**Dataset records**

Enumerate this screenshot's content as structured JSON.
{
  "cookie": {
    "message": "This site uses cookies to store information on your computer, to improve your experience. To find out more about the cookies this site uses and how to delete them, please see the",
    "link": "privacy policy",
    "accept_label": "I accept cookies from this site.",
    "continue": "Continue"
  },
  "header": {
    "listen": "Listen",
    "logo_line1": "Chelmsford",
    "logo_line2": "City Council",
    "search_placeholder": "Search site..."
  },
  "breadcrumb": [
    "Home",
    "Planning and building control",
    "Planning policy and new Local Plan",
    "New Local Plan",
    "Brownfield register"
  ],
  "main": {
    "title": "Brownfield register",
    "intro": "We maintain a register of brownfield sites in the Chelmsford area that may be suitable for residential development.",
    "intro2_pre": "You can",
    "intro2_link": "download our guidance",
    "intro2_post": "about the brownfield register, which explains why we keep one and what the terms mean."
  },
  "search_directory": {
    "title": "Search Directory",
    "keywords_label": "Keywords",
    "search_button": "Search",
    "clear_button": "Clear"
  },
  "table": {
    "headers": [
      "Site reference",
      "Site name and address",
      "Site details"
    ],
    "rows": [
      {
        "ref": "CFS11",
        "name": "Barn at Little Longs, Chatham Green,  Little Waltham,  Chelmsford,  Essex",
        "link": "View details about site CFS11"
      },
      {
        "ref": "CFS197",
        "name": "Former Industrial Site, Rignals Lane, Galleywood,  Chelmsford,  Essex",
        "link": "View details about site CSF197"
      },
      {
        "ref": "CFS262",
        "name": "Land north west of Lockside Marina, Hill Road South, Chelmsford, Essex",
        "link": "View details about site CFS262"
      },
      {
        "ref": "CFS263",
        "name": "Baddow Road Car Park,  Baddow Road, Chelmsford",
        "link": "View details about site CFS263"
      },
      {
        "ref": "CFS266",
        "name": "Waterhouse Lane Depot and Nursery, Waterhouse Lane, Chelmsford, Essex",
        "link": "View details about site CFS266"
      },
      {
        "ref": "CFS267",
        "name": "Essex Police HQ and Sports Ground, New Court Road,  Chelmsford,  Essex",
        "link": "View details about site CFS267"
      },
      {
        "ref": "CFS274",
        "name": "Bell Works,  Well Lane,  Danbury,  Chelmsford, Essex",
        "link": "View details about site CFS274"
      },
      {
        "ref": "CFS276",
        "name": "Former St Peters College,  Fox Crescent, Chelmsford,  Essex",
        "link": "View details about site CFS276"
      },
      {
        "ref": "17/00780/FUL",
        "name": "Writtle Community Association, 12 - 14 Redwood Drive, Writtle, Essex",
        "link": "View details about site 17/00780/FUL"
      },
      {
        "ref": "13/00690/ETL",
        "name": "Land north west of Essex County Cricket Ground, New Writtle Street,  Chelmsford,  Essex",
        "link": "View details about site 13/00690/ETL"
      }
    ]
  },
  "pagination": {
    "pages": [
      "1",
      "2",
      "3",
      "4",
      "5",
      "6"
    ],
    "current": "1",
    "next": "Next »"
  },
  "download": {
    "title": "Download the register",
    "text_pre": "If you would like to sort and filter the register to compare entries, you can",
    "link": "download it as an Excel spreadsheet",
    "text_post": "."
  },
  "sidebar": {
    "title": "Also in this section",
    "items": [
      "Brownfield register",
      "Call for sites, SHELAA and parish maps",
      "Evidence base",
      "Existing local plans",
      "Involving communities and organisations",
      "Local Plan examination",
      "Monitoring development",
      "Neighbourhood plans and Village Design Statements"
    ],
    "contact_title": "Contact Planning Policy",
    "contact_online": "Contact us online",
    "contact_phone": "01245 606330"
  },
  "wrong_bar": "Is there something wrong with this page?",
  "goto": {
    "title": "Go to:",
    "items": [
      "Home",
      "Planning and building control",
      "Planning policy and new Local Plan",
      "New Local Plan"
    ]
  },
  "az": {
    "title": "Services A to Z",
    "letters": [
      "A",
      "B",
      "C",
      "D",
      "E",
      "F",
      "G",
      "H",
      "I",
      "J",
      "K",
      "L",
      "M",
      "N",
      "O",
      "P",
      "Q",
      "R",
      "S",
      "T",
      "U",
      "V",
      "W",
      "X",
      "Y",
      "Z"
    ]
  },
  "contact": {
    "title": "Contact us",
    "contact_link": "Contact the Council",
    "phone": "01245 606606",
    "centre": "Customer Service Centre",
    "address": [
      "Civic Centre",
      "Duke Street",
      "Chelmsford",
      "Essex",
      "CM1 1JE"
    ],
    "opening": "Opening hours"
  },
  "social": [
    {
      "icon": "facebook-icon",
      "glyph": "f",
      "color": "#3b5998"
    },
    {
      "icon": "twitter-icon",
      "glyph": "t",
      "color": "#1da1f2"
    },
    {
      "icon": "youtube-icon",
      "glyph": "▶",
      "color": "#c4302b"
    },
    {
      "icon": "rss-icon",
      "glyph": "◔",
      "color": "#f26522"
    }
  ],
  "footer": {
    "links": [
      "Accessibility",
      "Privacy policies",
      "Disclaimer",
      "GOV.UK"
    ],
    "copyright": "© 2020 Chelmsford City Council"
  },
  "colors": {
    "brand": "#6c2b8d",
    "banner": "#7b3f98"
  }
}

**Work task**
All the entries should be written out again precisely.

**Answer section**
Enumerate this screenshot's content as structured JSON.
{
  "cookie": {
    "message": "This site uses cookies to store information on your computer, to improve your experience. To find out more about the cookies this site uses and how to delete them, please see the",
    "link": "privacy policy",
    "accept_label": "I accept cookies from this site.",
    "continue": "Continue"
  },
  "header": {
    "listen": "Listen",
    "logo_line1": "Chelmsford",
    "logo_line2": "City Council",
    "search_placeholder": "Search site..."
  },
  "breadcrumb": [
    "Home",
    "Planning and building control",
    "Planning policy and new Local Plan",
    "New Local Plan",
    "Brownfield register"
  ],
  "main": {
    "title": "Brownfield register",
    "intro": "We maintain a register of brownfield sites in the Chelmsford area that may be suitable for residential development.",
    "intro2_pre": "You can",
    "intro2_link": "download our guidance",
    "intro2_post": "about the brownfield register, which explains why we keep one and what the terms mean."
  },
  "search_directory": {
    "title": "Search Directory",
    "keywords_label": "Keywords",
    "search_button": "Search",
    "clear_button": "Clear"
  },
  "table": {
    "headers": [
      "Site reference",
      "Site name and address",
      "Site details"
    ],
    "rows": [
      {
        "ref": "CFS11",
        "name": "Barn at Little Longs, Chatham Green,  Little Waltham,  Chelmsford,  Essex",
        "link": "View details about site CFS11"
      },
      {
        "ref": "CFS197",
        "name": "Former Industrial Site, Rignals Lane, Galleywood,  Chelmsford,  Essex",
        "link": "View details about site CSF197"
      },
      {
        "ref": "CFS262",
        "name": "Land north west of Lockside Marina, Hill Road South, Chelmsford, Essex",
        "link": "View details about site CFS262"
      },
      {
        "ref": "CFS263",
        "name": "Baddow Road Car Park,  Baddow Road, Chelmsford",
        "link": "View details about site CFS263"
      },
      {
        "ref": "CFS266",
        "name": "Waterhouse Lane Depot and Nursery, Waterhouse Lane, Chelmsford, Essex",
        "link": "View details about site CFS266"
      },
      {
        "ref": "CFS267",
        "name": "Essex Police HQ and Sports Ground, New Court Road,  Chelmsford,  Essex",
        "link": "View details about site CFS267"
      },
      {
        "ref": "CFS274",
        "name": "Bell Works,  Well Lane,  Danbury,  Chelmsford, Essex",
        "link": "View details about site CFS274"
      },
      {
        "ref": "CFS276",
        "name": "Former St Peters College,  Fox Crescent, Chelmsford,  Essex",
        "link": "View details about site CFS276"
      },
      {
        "ref": "17/00780/FUL",
        "name": "Writtle Community Association, 12 - 14 Redwood Drive, Writtle, Essex",
        "link": "View details about site 17/00780/FUL"
      },
      {
        "ref": "13/00690/ETL",
        "name": "Land north west of Essex County Cricket Ground, New Writtle Street,  Chelmsford,  Essex",
        "link": "View details about site 13/00690/ETL"
      }
    ]
  },
  "pagination": {
    "pages": [
      "1",
      "2",
      "3",
      "4",
      "5",
      "6"
    ],
    "current": "1",
    "next": "Next »"
  },
  "download": {
    "title": "Download the register",
    "text_pre": "If you would like to sort and filter the register to compare entries, you can",
    "link": "download it as an Excel spreadsheet",
    "text_post": "."
  },
  "sidebar": {
    "title": "Also in this section",
    "items": [
      "Brownfield register",
      "Call for sites, SHELAA and parish maps",
      "Evidence base",
      "Existing local plans",
      "Involving communities and organisations",
      "Local Plan examination",
      "Monitoring development",
      "Neighbourhood plans and Village Design Statements"
    ],
    "contact_title": "Contact Planning Policy",
    "contact_online": "Contact us online",
    "contact_phone": "01245 606330"
  },
  "wrong_bar": "Is there something wrong with this page?",
  "goto": {
    "title": "Go to:",
    "items": [
      "Home",
      "Planning and building control",
      "Planning policy and new Local Plan",
      "New Local Plan"
    ]
  },
  "az": {
    "title": "Services A to Z",
    "letters": [
      "A",
      "B",
      "C",
      "D",
      "E",
      "F",
      "G",
      "H",
      "I",
      "J",
      "K",
      "L",
      "M",
      "N",
      "O",
      "P",
      "Q",
      "R",
      "S",
      "T",
      "U",
      "V",
      "W",
      "X",
      "Y",
      "Z"
    ]
  },
  "contact": {
    "title": "Contact us",
    "contact_link": "Contact the Council",
    "phone": "01245 606606",
    "centre": "Customer Service Centre",
    "address": [
      "Civic Centre",
      "Duke Street",
      "Chelmsford",
      "Essex",
      "CM1 1JE"
    ],
    "opening": "Opening hours"
  },
  "social": [
    {
      "icon": "facebook-icon",
      "glyph": "f",
      "color": "#3b5998"
    },
    {
      "icon": "twitter-icon",
      "glyph": "t",
      "color": "#1da1f2"
    },
    {
      "icon": "youtube-icon",
      "glyph": "▶",
      "color": "#c4302b"
    },
    {
      "icon": "rss-icon",
      "glyph": "◔",
      "color": "#f26522"
    }
  ],
  "footer": {
    "links": [
      "Accessibility",
      "Privacy policies",
      "Disclaimer",
      "GOV.UK"
    ],
    "copyright": "© 2020 Chelmsford City Council"
  },
  "colors": {
    "brand": "#6c2b8d",
    "banner": "#7b3f98"
  }
}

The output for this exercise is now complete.